Cooking Fresh: New Life for Leftovers
Don’t waste even a taste of precious food
Look for “leftovers” in Julia Child’s The Way to Cook and the index will refer you to “feasting on remains,” where there is a long list of dishes including timbales (chopped leftover meats and vegetables, breadcrumbs and eggy custard); quiche (ditto, only with pastry crust); hash and gratins.
“The glories of the leftover ham and the turnip are never more subtly displayed,” she says, than in her hashed brown turnip cake with ham and eggs.
Glories of turnip indeed. Still, before French was haute it was a cuisine of scarcity — like many ancient cuisines, where thrifty cooks wasted nothing: not bones, not pieces and ends, not previously cooked meals. For most of human time on earth, cooks were not blessed with the cheap abundance that Americans now enjoy.
While individuals are not the biggest drivers of the embarrassing amount of food wasted in this country (although our demand for perfection does cause much to be left in fields, or thrown out at grocery stores), we waste plenty.
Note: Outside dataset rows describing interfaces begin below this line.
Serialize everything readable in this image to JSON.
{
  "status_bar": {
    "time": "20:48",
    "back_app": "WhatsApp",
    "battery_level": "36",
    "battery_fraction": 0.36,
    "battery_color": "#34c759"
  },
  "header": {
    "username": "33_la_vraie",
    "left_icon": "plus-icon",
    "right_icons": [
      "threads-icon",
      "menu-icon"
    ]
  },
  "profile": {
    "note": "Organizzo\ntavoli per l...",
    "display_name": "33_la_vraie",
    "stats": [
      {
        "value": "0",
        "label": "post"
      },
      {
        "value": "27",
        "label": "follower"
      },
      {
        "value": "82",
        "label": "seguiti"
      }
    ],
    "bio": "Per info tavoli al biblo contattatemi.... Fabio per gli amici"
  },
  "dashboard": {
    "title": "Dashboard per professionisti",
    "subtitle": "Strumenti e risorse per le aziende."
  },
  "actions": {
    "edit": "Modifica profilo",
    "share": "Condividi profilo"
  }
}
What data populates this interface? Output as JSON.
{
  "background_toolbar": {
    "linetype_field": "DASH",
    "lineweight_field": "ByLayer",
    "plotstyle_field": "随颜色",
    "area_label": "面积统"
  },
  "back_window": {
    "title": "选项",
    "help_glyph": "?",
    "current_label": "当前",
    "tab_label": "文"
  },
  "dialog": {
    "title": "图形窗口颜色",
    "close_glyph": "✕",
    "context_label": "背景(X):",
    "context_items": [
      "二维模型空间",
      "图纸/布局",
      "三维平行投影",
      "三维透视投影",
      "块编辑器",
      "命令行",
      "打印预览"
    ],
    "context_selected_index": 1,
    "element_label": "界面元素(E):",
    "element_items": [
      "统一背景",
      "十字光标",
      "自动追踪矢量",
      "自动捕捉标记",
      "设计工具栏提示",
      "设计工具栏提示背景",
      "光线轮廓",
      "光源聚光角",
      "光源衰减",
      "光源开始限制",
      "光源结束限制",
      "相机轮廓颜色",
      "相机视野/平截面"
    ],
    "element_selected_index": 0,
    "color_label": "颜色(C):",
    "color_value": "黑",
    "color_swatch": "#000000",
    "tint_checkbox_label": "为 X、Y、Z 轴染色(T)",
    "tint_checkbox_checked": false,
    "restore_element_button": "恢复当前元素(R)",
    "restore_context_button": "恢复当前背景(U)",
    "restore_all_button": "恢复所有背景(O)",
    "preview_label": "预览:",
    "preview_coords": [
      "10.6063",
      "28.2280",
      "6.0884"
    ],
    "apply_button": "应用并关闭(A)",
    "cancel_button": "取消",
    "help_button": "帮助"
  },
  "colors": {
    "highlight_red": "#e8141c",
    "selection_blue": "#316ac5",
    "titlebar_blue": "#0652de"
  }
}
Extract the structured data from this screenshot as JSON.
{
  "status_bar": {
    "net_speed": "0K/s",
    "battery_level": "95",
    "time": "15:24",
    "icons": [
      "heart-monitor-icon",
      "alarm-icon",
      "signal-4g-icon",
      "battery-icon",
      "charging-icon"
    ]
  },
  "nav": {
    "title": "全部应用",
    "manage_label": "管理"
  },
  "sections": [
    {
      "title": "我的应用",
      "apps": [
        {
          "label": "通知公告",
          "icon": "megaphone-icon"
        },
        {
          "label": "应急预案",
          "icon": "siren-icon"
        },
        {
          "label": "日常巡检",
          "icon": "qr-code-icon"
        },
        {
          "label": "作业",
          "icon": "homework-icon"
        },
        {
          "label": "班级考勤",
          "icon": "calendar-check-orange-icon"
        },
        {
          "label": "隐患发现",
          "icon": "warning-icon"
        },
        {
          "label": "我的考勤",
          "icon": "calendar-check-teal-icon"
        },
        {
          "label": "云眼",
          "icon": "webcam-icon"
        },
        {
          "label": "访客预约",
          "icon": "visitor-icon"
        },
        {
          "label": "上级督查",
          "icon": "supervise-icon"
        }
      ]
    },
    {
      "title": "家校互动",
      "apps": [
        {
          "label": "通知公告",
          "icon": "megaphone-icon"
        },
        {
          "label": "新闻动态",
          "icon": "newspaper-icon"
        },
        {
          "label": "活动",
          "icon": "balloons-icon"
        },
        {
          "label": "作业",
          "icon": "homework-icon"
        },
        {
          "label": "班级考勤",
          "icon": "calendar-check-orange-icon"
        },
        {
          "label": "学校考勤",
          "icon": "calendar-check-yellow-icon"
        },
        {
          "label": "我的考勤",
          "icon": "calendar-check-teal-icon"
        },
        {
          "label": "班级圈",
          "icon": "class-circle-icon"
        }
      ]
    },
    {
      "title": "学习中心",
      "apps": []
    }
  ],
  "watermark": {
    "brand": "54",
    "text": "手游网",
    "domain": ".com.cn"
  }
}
And while not wasting your own food does nothing for food populations who find food scarce, care with your cooking can make you a more deliberate eater and citizen.
For instance, you might blanch at the idea of buying organic food, or purchasing pasture-raised meat at a farmers’ market, because the food seems expensive compared to conventional supermarket food. But cooking wisely, and wasting less, allows you to make more meals from the same expenditure while making your diet more healthful at the same time.
Every cuisine offers lessons about making great food from humble remains. Greek moussaka from leftover lamb uses vegetables and a simple white sauce to make an elegant casserole. Blanched leaves from cabbage or kale or collards — or pickled grape leaves — can be filled with mixtures of meat with breadcrumbs or rice, or vegetables and nuts. In Mexico, virtually any combination of small bits of food becomes stuffing for taco, then any leftover tortillas can be stacked like lasagna noodles stuffed and sauced for chilaquiles.
Soup is my first line of defense against wasting leftovers, and the same is true of restaurants, where soupe du jour makes expedient use of water, bones, herbs and leftover or miscellaneous vegetables. At Thanksgiving, that means turkey soup, made with broth from the turkey bones, studded with meat from the carcass and, in the end, perhaps ladled over toasted dressing (stuffing itself is a delicious use of leftover bread).
Curries and casseroles, salads and stir-fries, sandwiches and wraps, croquettes and fritters, pastas and potpies, fried rice and quiches, omelets and burritos—all and more make great use of foods that might otherwise be thrown away, and make pretty interesting eating, all through the year, not just at Thanksgiving.
Sarah Fritschner is coordinator of Louisville Farm to Table and a frequent contributor to Edible Louisville & the Bluegrass.
Sarah Fritschner’s general primer on making soup can be found here.